Editorial: African leaders need to walk the talk

Someone once said that Africa was shaped like a revolver and the DR Congo was the trigger

Considered to be one of the world’s most resource-rich nations, decades of catastrophes – some of them self-inflicted – have put it in a vegetative state, right down there among the most impoverished nations.

There have been major arguments as to why things turned out the way they did. Some blame it on the Cold War, greedy multinationals and a leadership wallowing in a sea of kleptomania. The end-sum game was inevitable.

But last week, a ray of hope shone at the end of the tunnel. In what could possibly be his maiden appearance on an international panel in his capacity as Head of State, newly elected DRC President, Felix Tchisekedi, sent out positive signals, something that has never come out from that part of the continent.

On some of the current trade wars and other conflicts around, Tchisekedi said that what was needed was building bridges and not walls.

Africa has embarked on a very ambitious project of creating one big common market.

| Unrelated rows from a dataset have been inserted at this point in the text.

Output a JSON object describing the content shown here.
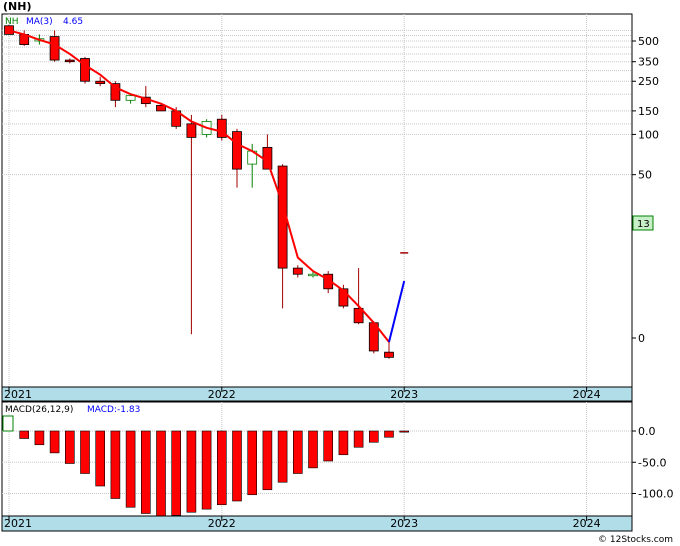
{
  "ticker": "(NH)",
  "price_legend": {
    "symbol": "NH",
    "ma_label": "MA(3)",
    "ma_value": "4.65"
  },
  "macd_legend": {
    "label": "MACD(26,12,9)",
    "value_label": "MACD:-1.83"
  },
  "last_price_badge": "13",
  "copyright": "© 12Stocks.com",
  "colors": {
    "up": "#ffffff",
    "down": "#ff0000",
    "ma_line": "#ff0000",
    "ma_last": "#0000ff",
    "legend_symbol": "#008000",
    "legend_ma": "#0000ff",
    "axis_bar": "#b0dde8",
    "badge_bg": "#c8f0c8",
    "badge_border": "#008000"
  },
  "chart_data": [
    {
      "type": "candlestick",
      "title": "(NH)",
      "scale": "log",
      "y_tick_labels": [
        "500",
        "350",
        "250",
        "150",
        "100",
        "50",
        "0"
      ],
      "y_tick_values": [
        500,
        350,
        250,
        150,
        100,
        50,
        3
      ],
      "x_tick_labels": [
        "2021",
        "2022",
        "2023",
        "2024"
      ],
      "x_tick_months": [
        0,
        14,
        26,
        38
      ],
      "grid": true,
      "ohlc": [
        {
          "m": 0,
          "o": 650,
          "h": 660,
          "l": 560,
          "c": 560
        },
        {
          "m": 1,
          "o": 560,
          "h": 600,
          "l": 460,
          "c": 470
        },
        {
          "m": 2,
          "o": 500,
          "h": 560,
          "l": 470,
          "c": 520
        },
        {
          "m": 3,
          "o": 540,
          "h": 600,
          "l": 350,
          "c": 360
        },
        {
          "m": 4,
          "o": 360,
          "h": 370,
          "l": 340,
          "c": 350
        },
        {
          "m": 5,
          "o": 370,
          "h": 380,
          "l": 240,
          "c": 250
        },
        {
          "m": 6,
          "o": 250,
          "h": 270,
          "l": 230,
          "c": 240
        },
        {
          "m": 7,
          "o": 240,
          "h": 250,
          "l": 160,
          "c": 180
        },
        {
          "m": 8,
          "o": 180,
          "h": 200,
          "l": 170,
          "c": 195
        },
        {
          "m": 9,
          "o": 190,
          "h": 230,
          "l": 160,
          "c": 170
        },
        {
          "m": 10,
          "o": 165,
          "h": 170,
          "l": 150,
          "c": 150
        },
        {
          "m": 11,
          "o": 150,
          "h": 160,
          "l": 110,
          "c": 115
        },
        {
          "m": 12,
          "o": 120,
          "h": 140,
          "l": 3.2,
          "c": 95
        },
        {
          "m": 13,
          "o": 100,
          "h": 130,
          "l": 95,
          "c": 125
        },
        {
          "m": 14,
          "o": 130,
          "h": 140,
          "l": 90,
          "c": 95
        },
        {
          "m": 15,
          "o": 105,
          "h": 110,
          "l": 40,
          "c": 55
        },
        {
          "m": 16,
          "o": 60,
          "h": 85,
          "l": 40,
          "c": 75
        },
        {
          "m": 17,
          "o": 80,
          "h": 100,
          "l": 55,
          "c": 55
        },
        {
          "m": 18,
          "o": 58,
          "h": 60,
          "l": 5,
          "c": 10
        },
        {
          "m": 19,
          "o": 10,
          "h": 10.5,
          "l": 8.5,
          "c": 9
        },
        {
          "m": 20,
          "o": 9,
          "h": 9.5,
          "l": 8.5,
          "c": 9
        },
        {
          "m": 21,
          "o": 9,
          "h": 9.5,
          "l": 6.5,
          "c": 7
        },
        {
          "m": 22,
          "o": 7,
          "h": 7.5,
          "l": 5,
          "c": 5.2
        },
        {
          "m": 23,
          "o": 5,
          "h": 10,
          "l": 3.8,
          "c": 3.9
        },
        {
          "m": 24,
          "o": 3.9,
          "h": 4,
          "l": 2.3,
          "c": 2.4
        },
        {
          "m": 25,
          "o": 2.35,
          "h": 2.8,
          "l": 2.1,
          "c": 2.15
        }
      ],
      "last_tick": {
        "m": 26,
        "value": 13
      },
      "ma": [
        {
          "m": 0,
          "v": 600
        },
        {
          "m": 1,
          "v": 560
        },
        {
          "m": 2,
          "v": 510
        },
        {
          "m": 3,
          "v": 470
        },
        {
          "m": 4,
          "v": 400
        },
        {
          "m": 5,
          "v": 330
        },
        {
          "m": 6,
          "v": 280
        },
        {
          "m": 7,
          "v": 225
        },
        {
          "m": 8,
          "v": 200
        },
        {
          "m": 9,
          "v": 185
        },
        {
          "m": 10,
          "v": 170
        },
        {
          "m": 11,
          "v": 150
        },
        {
          "m": 12,
          "v": 125
        },
        {
          "m": 13,
          "v": 112
        },
        {
          "m": 14,
          "v": 105
        },
        {
          "m": 15,
          "v": 85
        },
        {
          "m": 16,
          "v": 75
        },
        {
          "m": 17,
          "v": 63
        },
        {
          "m": 18,
          "v": 30
        },
        {
          "m": 19,
          "v": 12
        },
        {
          "m": 20,
          "v": 9.5
        },
        {
          "m": 21,
          "v": 8.2
        },
        {
          "m": 22,
          "v": 6.8
        },
        {
          "m": 23,
          "v": 5.2
        },
        {
          "m": 24,
          "v": 3.9
        },
        {
          "m": 25,
          "v": 2.8
        },
        {
          "m": 26,
          "v": 8
        }
      ]
    },
    {
      "type": "bar",
      "title": "MACD(26,12,9)",
      "y_tick_labels": [
        "0.0",
        "-50.0",
        "-100.0"
      ],
      "y_tick_values": [
        0,
        -50,
        -100
      ],
      "ylim": [
        -135,
        22
      ],
      "x_tick_labels": [
        "2021",
        "2022",
        "2023",
        "2024"
      ],
      "x_tick_months": [
        0,
        14,
        26,
        38
      ],
      "values": [
        -12,
        -22,
        -35,
        -52,
        -68,
        -88,
        -108,
        -122,
        -132,
        -137,
        -135,
        -130,
        -125,
        -118,
        -112,
        -102,
        -94,
        -82,
        -68,
        -59,
        -48,
        -38,
        -26,
        -18,
        -10,
        -1.83
      ]
    }
  ]
}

But seeing the way the African Continental Free Trade Area has been dragging its feet, the consistent tariff barriers and protectionist policies, it is a very long shot.

If every African leader could come to the table with a message such as Tchisekedi’s and walking the talk, that is when we would say; “there is still room to hope”.